[Recorded data]
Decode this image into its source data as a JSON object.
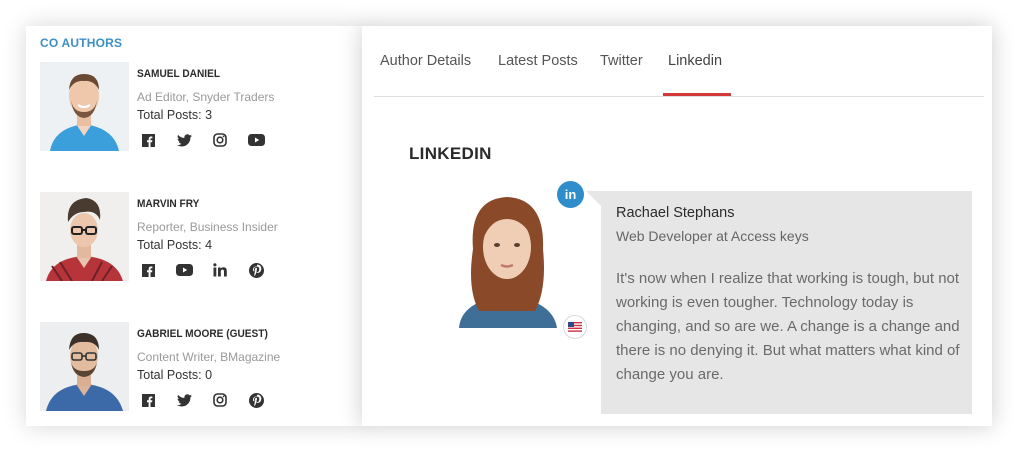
{
  "co_authors": {
    "title": "CO AUTHORS",
    "authors": [
      {
        "name": "SAMUEL DANIEL",
        "role": "Ad Editor, Snyder Traders",
        "posts": "Total Posts: 3",
        "social": [
          "facebook-icon",
          "twitter-icon",
          "instagram-icon",
          "youtube-icon"
        ]
      },
      {
        "name": "MARVIN FRY",
        "role": "Reporter, Business Insider",
        "posts": "Total Posts: 4",
        "social": [
          "facebook-icon",
          "youtube-icon",
          "linkedin-icon",
          "pinterest-icon"
        ]
      },
      {
        "name": "GABRIEL MOORE (GUEST)",
        "role": "Content Writer, BMagazine",
        "posts": "Total Posts: 0",
        "social": [
          "facebook-icon",
          "twitter-icon",
          "instagram-icon",
          "pinterest-icon"
        ]
      }
    ]
  },
  "tabs": [
    {
      "label": "Author Details"
    },
    {
      "label": "Latest Posts"
    },
    {
      "label": "Twitter"
    },
    {
      "label": "Linkedin",
      "active": true
    }
  ],
  "linkedin": {
    "section_title": "LINKEDIN",
    "badge": "in",
    "name": "Rachael Stephans",
    "role": "Web Developer at Access keys",
    "bio": "It's now when I realize that working is tough, but not working is even tougher. Technology today is changing, and so are we. A change is a change and there is no denying it. But what matters what kind of change you are."
  },
  "colors": {
    "accent_blue": "#3b8fc7",
    "tab_active": "#d23a3a",
    "linkedin_blue": "#2f8dcc",
    "bio_bg": "#e6e6e6"
  }
}
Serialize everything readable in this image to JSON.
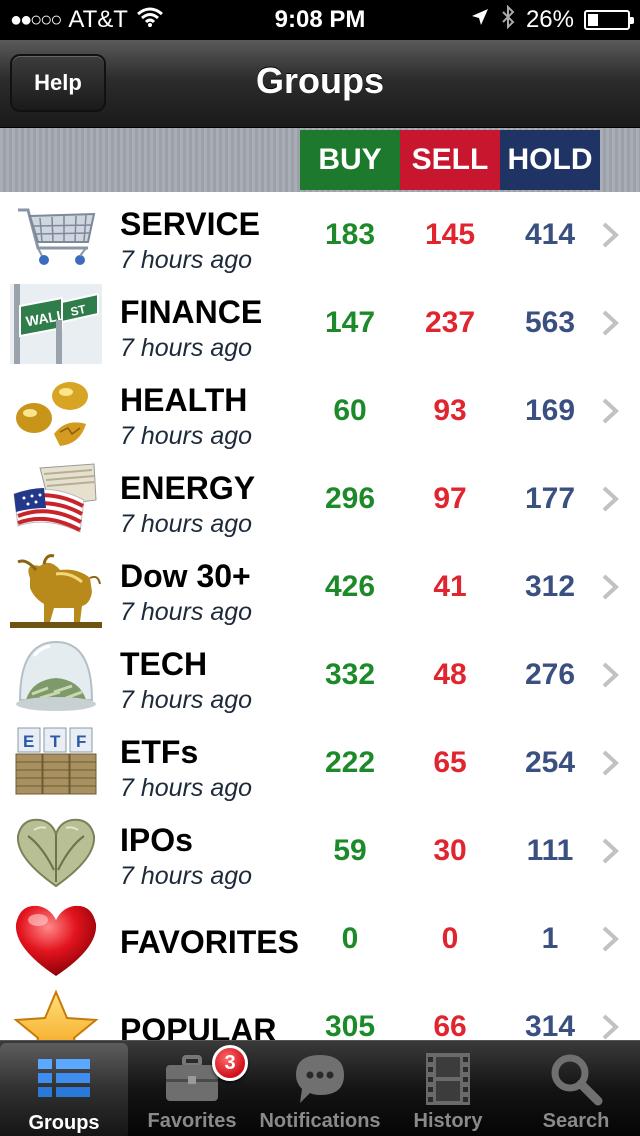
{
  "status_bar": {
    "signal": "●●○○○",
    "carrier": "AT&T",
    "time": "9:08 PM",
    "battery": "26%",
    "battery_level": 0.26
  },
  "nav": {
    "title": "Groups",
    "help_label": "Help"
  },
  "columns": {
    "buy": "BUY",
    "sell": "SELL",
    "hold": "HOLD"
  },
  "colors": {
    "buy": "#1d8a2a",
    "sell": "#e0252f",
    "hold": "#3a5080",
    "buy_header": "#1d7a2c",
    "sell_header": "#c8162e",
    "hold_header": "#1f3465"
  },
  "groups": [
    {
      "name": "SERVICE",
      "updated": "7 hours ago",
      "buy": "183",
      "sell": "145",
      "hold": "414",
      "icon": "shopping-cart-icon"
    },
    {
      "name": "FINANCE",
      "updated": "7 hours ago",
      "buy": "147",
      "sell": "237",
      "hold": "563",
      "icon": "wall-street-sign-icon"
    },
    {
      "name": "HEALTH",
      "updated": "7 hours ago",
      "buy": "60",
      "sell": "93",
      "hold": "169",
      "icon": "golden-eggs-icon"
    },
    {
      "name": "ENERGY",
      "updated": "7 hours ago",
      "buy": "296",
      "sell": "97",
      "hold": "177",
      "icon": "flag-money-icon"
    },
    {
      "name": "Dow 30+",
      "updated": "7 hours ago",
      "buy": "426",
      "sell": "41",
      "hold": "312",
      "icon": "golden-bull-icon"
    },
    {
      "name": "TECH",
      "updated": "7 hours ago",
      "buy": "332",
      "sell": "48",
      "hold": "276",
      "icon": "money-dome-icon"
    },
    {
      "name": "ETFs",
      "updated": "7 hours ago",
      "buy": "222",
      "sell": "65",
      "hold": "254",
      "icon": "etf-coins-icon"
    },
    {
      "name": "IPOs",
      "updated": "7 hours ago",
      "buy": "59",
      "sell": "30",
      "hold": "111",
      "icon": "money-heart-icon"
    },
    {
      "name": "FAVORITES",
      "updated": "",
      "buy": "0",
      "sell": "0",
      "hold": "1",
      "icon": "heart-icon"
    },
    {
      "name": "POPULAR",
      "updated": "",
      "buy": "305",
      "sell": "66",
      "hold": "314",
      "icon": "star-icon"
    }
  ],
  "tabs": [
    {
      "label": "Groups",
      "icon": "groups-list-icon",
      "active": true
    },
    {
      "label": "Favorites",
      "icon": "briefcase-icon",
      "badge": "3"
    },
    {
      "label": "Notifications",
      "icon": "speech-bubble-icon"
    },
    {
      "label": "History",
      "icon": "film-strip-icon"
    },
    {
      "label": "Search",
      "icon": "magnifier-icon"
    }
  ]
}
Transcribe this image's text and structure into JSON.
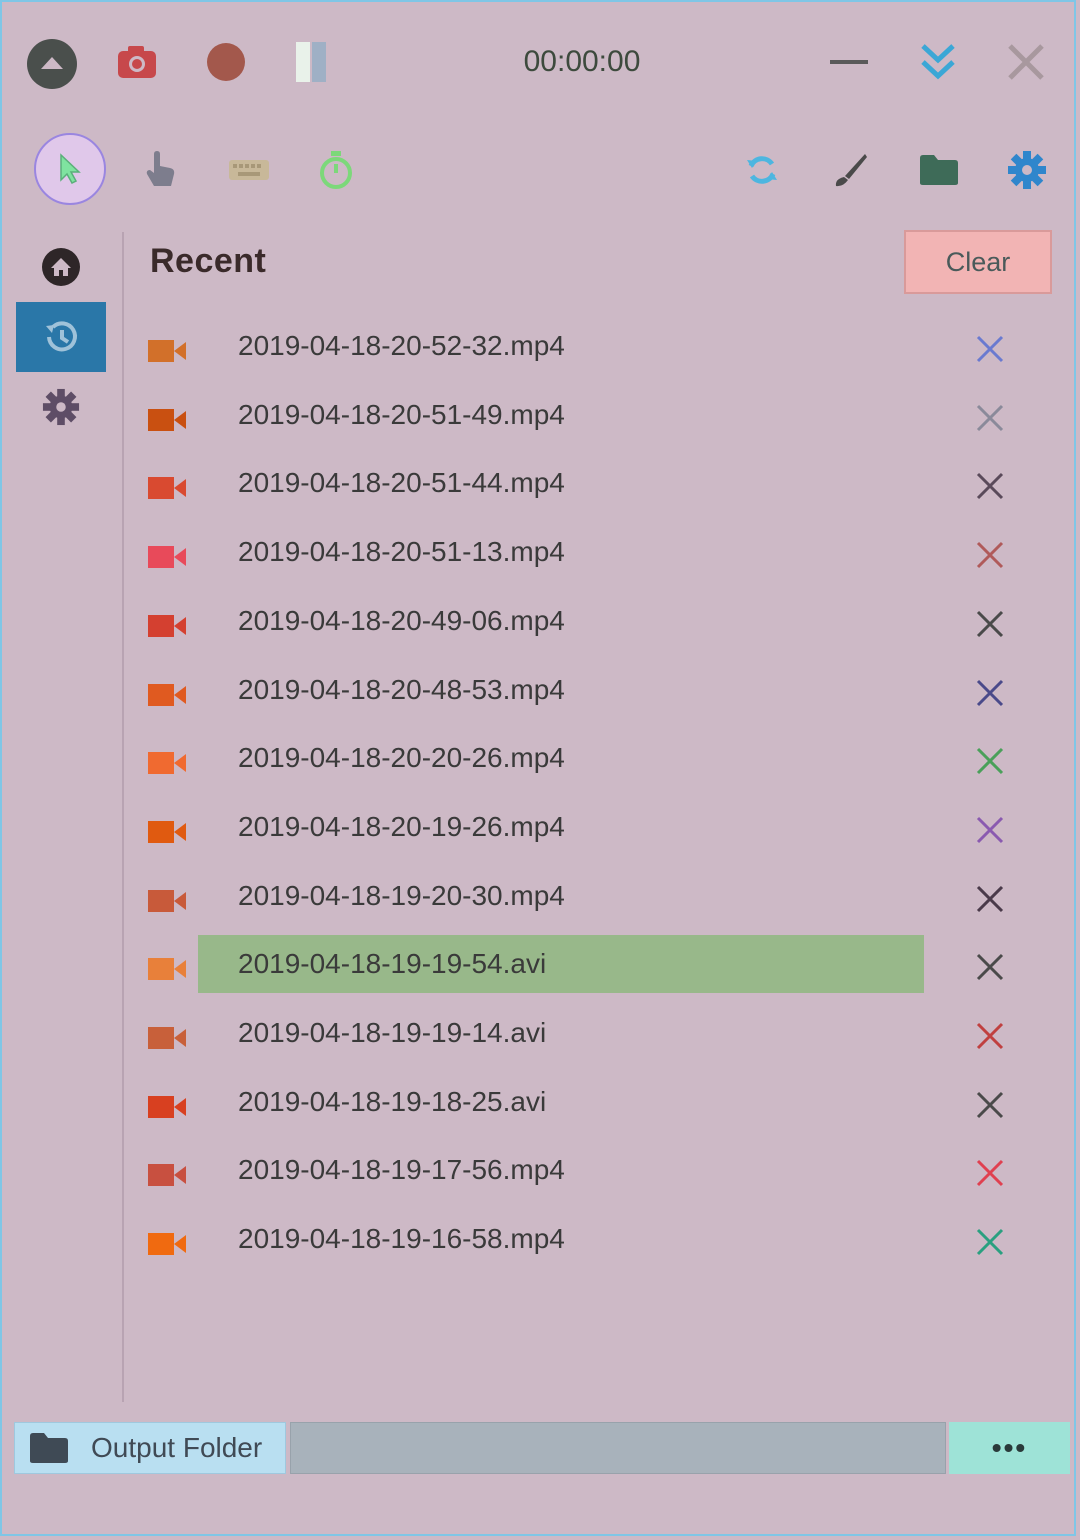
{
  "titlebar": {
    "timer": "00:00:00",
    "icons": [
      "collapse-up-icon",
      "camera-icon",
      "record-icon",
      "pause-icon",
      "minimize-icon",
      "chevron-double-down-icon",
      "close-icon"
    ]
  },
  "toolbar": {
    "left_tools": [
      "cursor-icon",
      "hand-pointer-icon",
      "keyboard-icon",
      "stopwatch-icon"
    ],
    "right_tools": [
      "refresh-icon",
      "brush-icon",
      "folder-icon",
      "gear-icon"
    ]
  },
  "sidebar": {
    "items": [
      {
        "icon": "home-icon"
      },
      {
        "icon": "history-icon",
        "active": true
      },
      {
        "icon": "settings-gear-icon"
      }
    ]
  },
  "recent": {
    "title": "Recent",
    "clear_label": "Clear",
    "files": [
      {
        "name": "2019-04-18-20-52-32.mp4",
        "icon_color": "#d2702a",
        "x_color": "#6a7ad0"
      },
      {
        "name": "2019-04-18-20-51-49.mp4",
        "icon_color": "#c95011",
        "x_color": "#8a8a9a"
      },
      {
        "name": "2019-04-18-20-51-44.mp4",
        "icon_color": "#d94a30",
        "x_color": "#5a4a5a"
      },
      {
        "name": "2019-04-18-20-51-13.mp4",
        "icon_color": "#e84a5a",
        "x_color": "#b05a5a"
      },
      {
        "name": "2019-04-18-20-49-06.mp4",
        "icon_color": "#d44030",
        "x_color": "#4a4a4a"
      },
      {
        "name": "2019-04-18-20-48-53.mp4",
        "icon_color": "#e05a20",
        "x_color": "#4a4a8a"
      },
      {
        "name": "2019-04-18-20-20-26.mp4",
        "icon_color": "#f06a30",
        "x_color": "#4aa05a"
      },
      {
        "name": "2019-04-18-20-19-26.mp4",
        "icon_color": "#e05a10",
        "x_color": "#8a5ab0"
      },
      {
        "name": "2019-04-18-19-20-30.mp4",
        "icon_color": "#c85a3a",
        "x_color": "#4a3a4a"
      },
      {
        "name": "2019-04-18-19-19-54.avi",
        "icon_color": "#e8803a",
        "x_color": "#4a4a4a",
        "selected": true
      },
      {
        "name": "2019-04-18-19-19-14.avi",
        "icon_color": "#c8603a",
        "x_color": "#c04040"
      },
      {
        "name": "2019-04-18-19-18-25.avi",
        "icon_color": "#d84020",
        "x_color": "#4a4a4a"
      },
      {
        "name": "2019-04-18-19-17-56.mp4",
        "icon_color": "#c85040",
        "x_color": "#e04050"
      },
      {
        "name": "2019-04-18-19-16-58.mp4",
        "icon_color": "#f06a10",
        "x_color": "#2aa080"
      }
    ]
  },
  "bottombar": {
    "output_folder_label": "Output Folder",
    "path_value": "",
    "more_label": "•••"
  }
}
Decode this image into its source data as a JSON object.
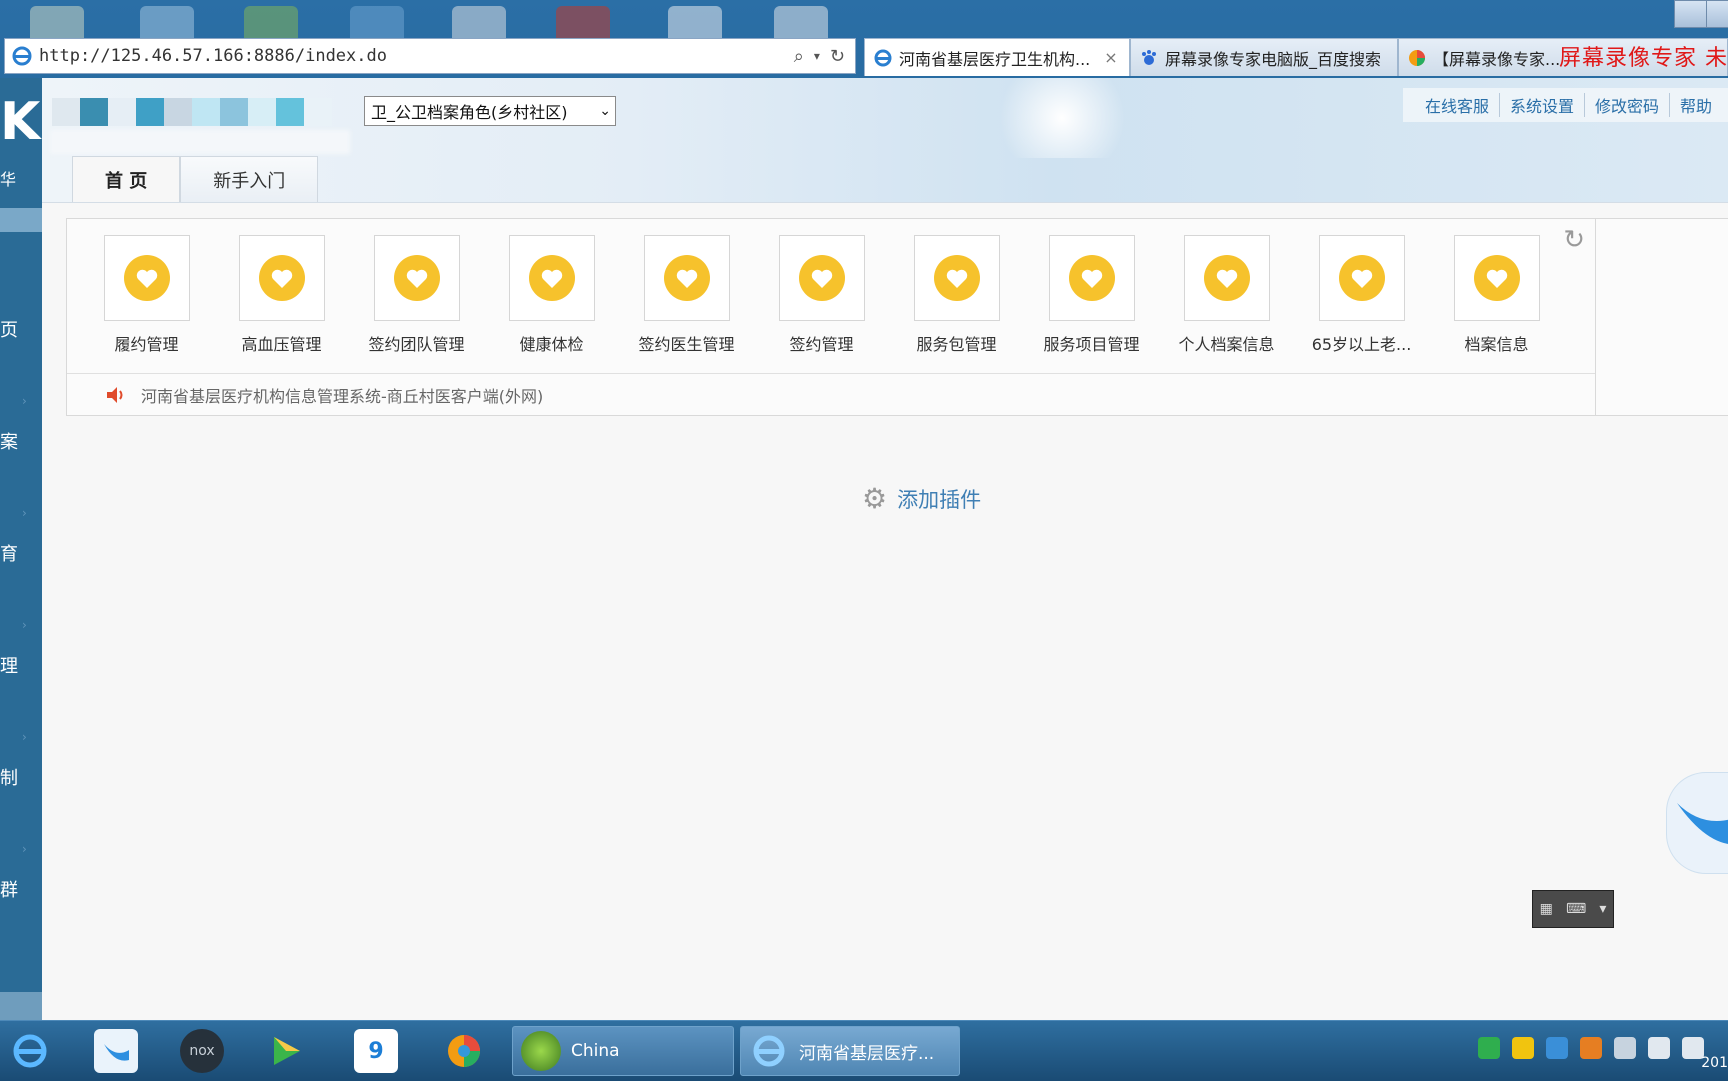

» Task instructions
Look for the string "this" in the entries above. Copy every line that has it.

» The answer
Decode this image into its source data as a JSON object.
Serialize everything readable in this image to JSON.
Transcribe this image's text and structure into JSON.
Decode this image into its source data as a JSON object.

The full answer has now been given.